From Bhamwiki
Jump to navigation Jump to search
1970 Topps football card

Junious "Buck" Buchanan (September 10, 1940July 16, 1992) was a former professional football defensive tackle who played for the Kansas City Chiefs.

High school years

Buchanan attended A. H. Parker High School in Birmingham, and was a standout in football and basketball.

College years

Buchanan attended Grambling State University and was a letterman in football and an NAIA All-America selection. He was inducted into the College Football Hall of Fame in 1996. He is one of four players coached by Eddie Robinson enshrined in the Pro Football Hall of Fame.

Professional career

In 1963, the 6'7" 287-pound Buchanan was the first player selected overall in the AFL Draft by the American Football League's Kansas City Chiefs. Eddie Robinson, his coach at Grambling, where he had been an NAIA All-America in 1962, called him "the finest lineman I have seen."

Others who had watched Buchanan in action were equally enthusiastic. Buchanan had the physical size plus the athletic instincts to be exceptionally successful at his job of foiling opposing offenses. He was particularly effective at intimidating the passer and in one season alone (1967) he batted down 16 passes at or behind the line of scrimmage. He was clocked at 4.9 in the 40 and 10.2 in the 100 at Grambling and with that speed he could range from sideline to sideline to make tackles.

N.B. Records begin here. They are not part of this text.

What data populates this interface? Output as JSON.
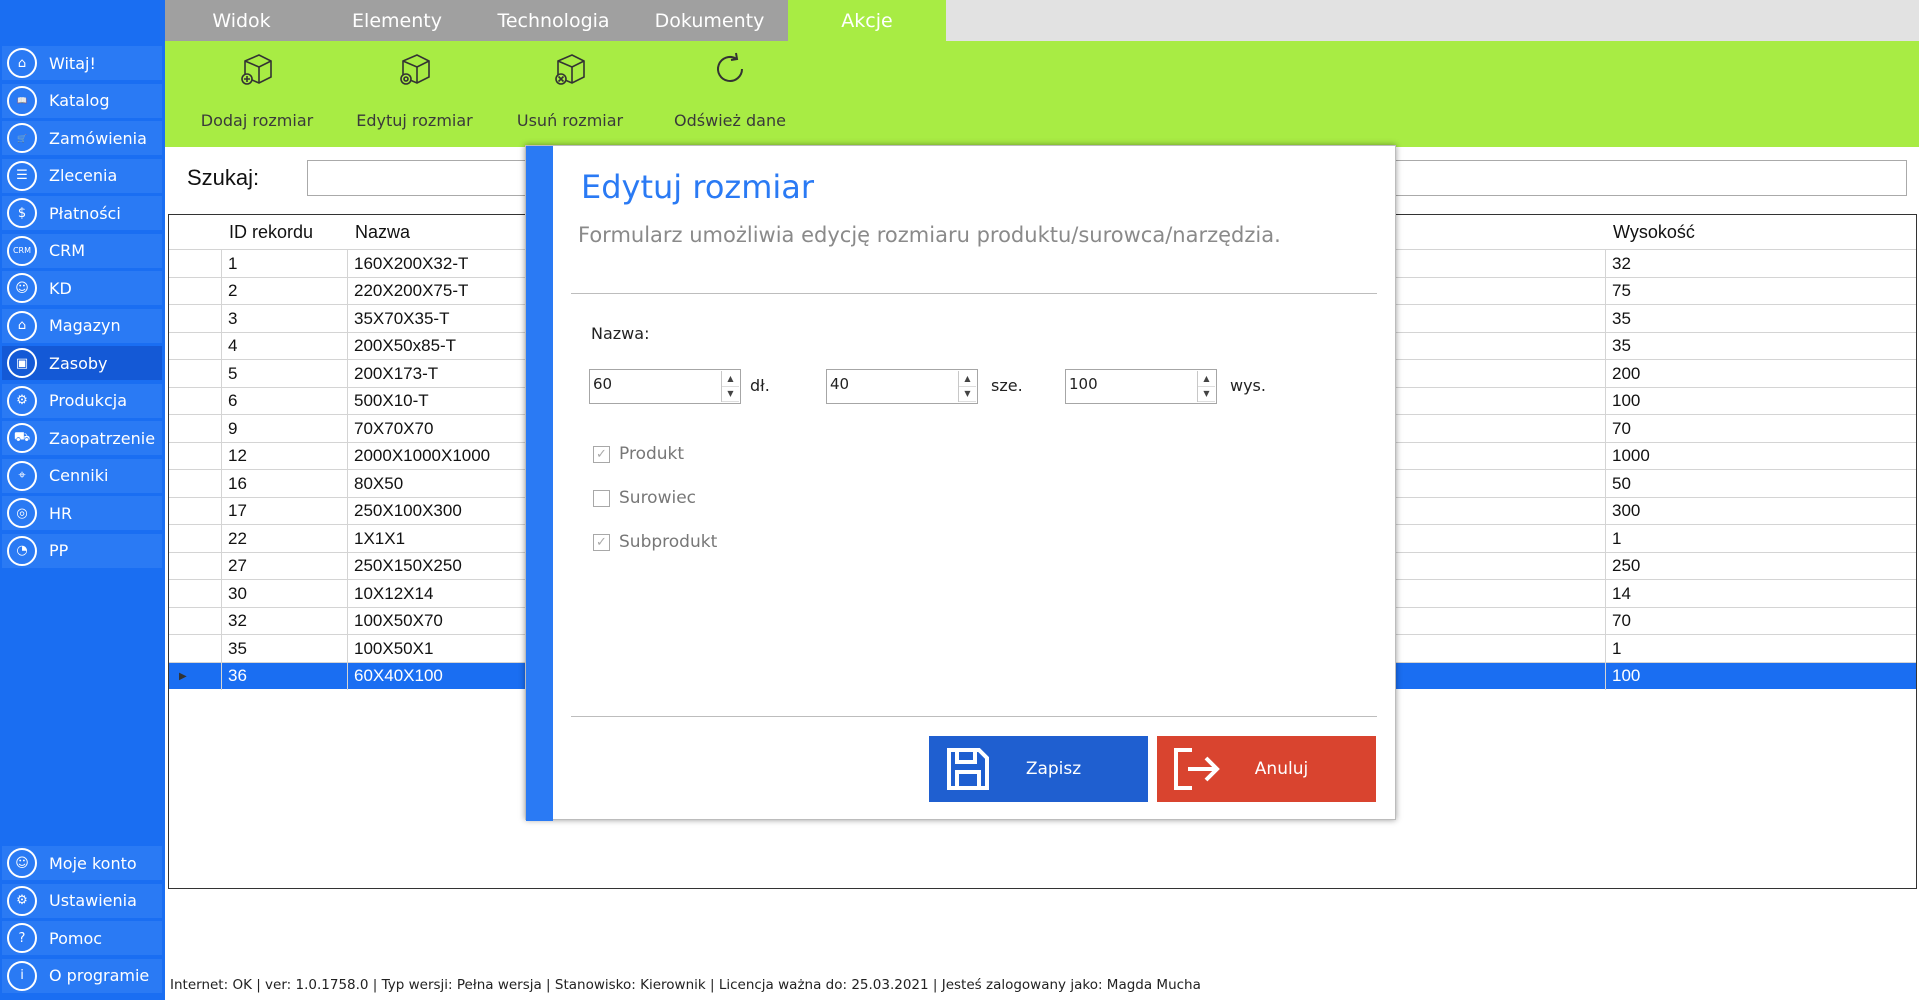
{
  "sidebar": {
    "top_items": [
      {
        "label": "Witaj!",
        "icon": "home-icon",
        "glyph": "⌂"
      },
      {
        "label": "Katalog",
        "icon": "book-icon",
        "glyph": "📖"
      },
      {
        "label": "Zamówienia",
        "icon": "cart-icon",
        "glyph": "🛒"
      },
      {
        "label": "Zlecenia",
        "icon": "list-icon",
        "glyph": "☰"
      },
      {
        "label": "Płatności",
        "icon": "dollar-icon",
        "glyph": "$"
      },
      {
        "label": "CRM",
        "icon": "crm-icon",
        "glyph": "CRM"
      },
      {
        "label": "KD",
        "icon": "person-icon",
        "glyph": "☺"
      },
      {
        "label": "Magazyn",
        "icon": "warehouse-icon",
        "glyph": "⌂"
      },
      {
        "label": "Zasoby",
        "icon": "resources-icon",
        "glyph": "▣"
      },
      {
        "label": "Produkcja",
        "icon": "production-icon",
        "glyph": "⚙"
      },
      {
        "label": "Zaopatrzenie",
        "icon": "truck-icon",
        "glyph": "⛟"
      },
      {
        "label": "Cenniki",
        "icon": "tag-icon",
        "glyph": "⌖"
      },
      {
        "label": "HR",
        "icon": "fingerprint-icon",
        "glyph": "◎"
      },
      {
        "label": "PP",
        "icon": "chart-icon",
        "glyph": "◔"
      }
    ],
    "bottom_items": [
      {
        "label": "Moje konto",
        "icon": "user-icon",
        "glyph": "☺"
      },
      {
        "label": "Ustawienia",
        "icon": "gear-icon",
        "glyph": "⚙"
      },
      {
        "label": "Pomoc",
        "icon": "help-icon",
        "glyph": "?"
      },
      {
        "label": "O programie",
        "icon": "info-icon",
        "glyph": "i"
      }
    ],
    "active_index": 8
  },
  "tabs": [
    "Widok",
    "Elementy",
    "Technologia",
    "Dokumenty",
    "Akcje"
  ],
  "active_tab": "Akcje",
  "ribbon": {
    "add": "Dodaj rozmiar",
    "edit": "Edytuj rozmiar",
    "delete": "Usuń rozmiar",
    "refresh": "Odśwież dane"
  },
  "search": {
    "label": "Szukaj:",
    "value": ""
  },
  "grid": {
    "columns": {
      "id": "ID rekordu",
      "name": "Nazwa",
      "height": "Wysokość"
    },
    "rows": [
      {
        "id": "1",
        "name": "160X200X32-T",
        "height": "32"
      },
      {
        "id": "2",
        "name": "220X200X75-T",
        "height": "75"
      },
      {
        "id": "3",
        "name": "35X70X35-T",
        "height": "35"
      },
      {
        "id": "4",
        "name": "200X50x85-T",
        "height": "35"
      },
      {
        "id": "5",
        "name": "200X173-T",
        "height": "200"
      },
      {
        "id": "6",
        "name": "500X10-T",
        "height": "100"
      },
      {
        "id": "9",
        "name": "70X70X70",
        "height": "70"
      },
      {
        "id": "12",
        "name": "2000X1000X1000",
        "height": "1000"
      },
      {
        "id": "16",
        "name": "80X50",
        "height": "50"
      },
      {
        "id": "17",
        "name": "250X100X300",
        "height": "300"
      },
      {
        "id": "22",
        "name": "1X1X1",
        "height": "1"
      },
      {
        "id": "27",
        "name": "250X150X250",
        "height": "250"
      },
      {
        "id": "30",
        "name": "10X12X14",
        "height": "14"
      },
      {
        "id": "32",
        "name": "100X50X70",
        "height": "70"
      },
      {
        "id": "35",
        "name": "100X50X1",
        "height": "1"
      },
      {
        "id": "36",
        "name": "60X40X100",
        "height": "100"
      }
    ],
    "selected_row_index": 15
  },
  "dialog": {
    "title": "Edytuj rozmiar",
    "subtitle": "Formularz umożliwia edycję rozmiaru produktu/surowca/narzędzia.",
    "name_label": "Nazwa:",
    "length": {
      "value": "60",
      "unit": "dł."
    },
    "width": {
      "value": "40",
      "unit": "sze."
    },
    "height": {
      "value": "100",
      "unit": "wys."
    },
    "checkboxes": [
      {
        "label": "Produkt",
        "checked": true
      },
      {
        "label": "Surowiec",
        "checked": false
      },
      {
        "label": "Subprodukt",
        "checked": true
      }
    ],
    "save_label": "Zapisz",
    "cancel_label": "Anuluj"
  },
  "colors": {
    "sidebar": "#1a6ef2",
    "accent_green": "#a8ec44",
    "dialog_blue": "#2a7af4",
    "cancel_red": "#d9442f",
    "save_blue": "#1f5fd0"
  },
  "status_bar": "Internet: OK  |   ver: 1.0.1758.0   |   Typ wersji: Pełna wersja   |   Stanowisko: Kierownik   |   Licencja ważna do: 25.03.2021   |   Jesteś zalogowany jako: Magda Mucha"
}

In spite of the weekly pounding he took on the line of scrimmage, Buchanan was extremely durable. He played in 182 career games that included a string of 166 straight. After dabbling briefly at defensive end as a rookie, Buchanan settled down to his permanent job as the Chiefs' defensive right tackle. He was named to his first AFL All-Star Game after his second season and played in six AFL All-Star games and two AFC-NFC Pro Bowls.

He teamed with Curley Culp, Aaron Brown and Jerry Mays to establish a dominant front four for the Chiefs, culminating in their victory over the Minnesota Vikings in Super Bowl IV.

He was selected to the second team of the AFL All-Time Team, and was inducted into the Pro Football Hall of Fame in 1990. Two years after he was inducted to the Hall of Fame, he died from lung cancer at the age of 51.

In 1999, he was ranked number 67 on The Sporting News' list of the 100 Greatest Football Players, right behind his former Chiefs teammate Bobby Bell at number 66. The Chiefs also retired his uniform number 86.

Buchanan once appeared on ABC's The American Sportsman hosted by Grits Gresham of Natchitoches, Louisiana. The program featured Gresham taking celebrities on big-game hunting trips, fishing tournaments, or shooting contests in exotic places around the world.

Buchanan was inducted into the Alabama Sports Hall of Fame in 1987.

See also


  • Buck Buchanan. (August 8, 2008). In Wikipedia, The Free Encyclopedia. Retrieved August 8, 2008.

External links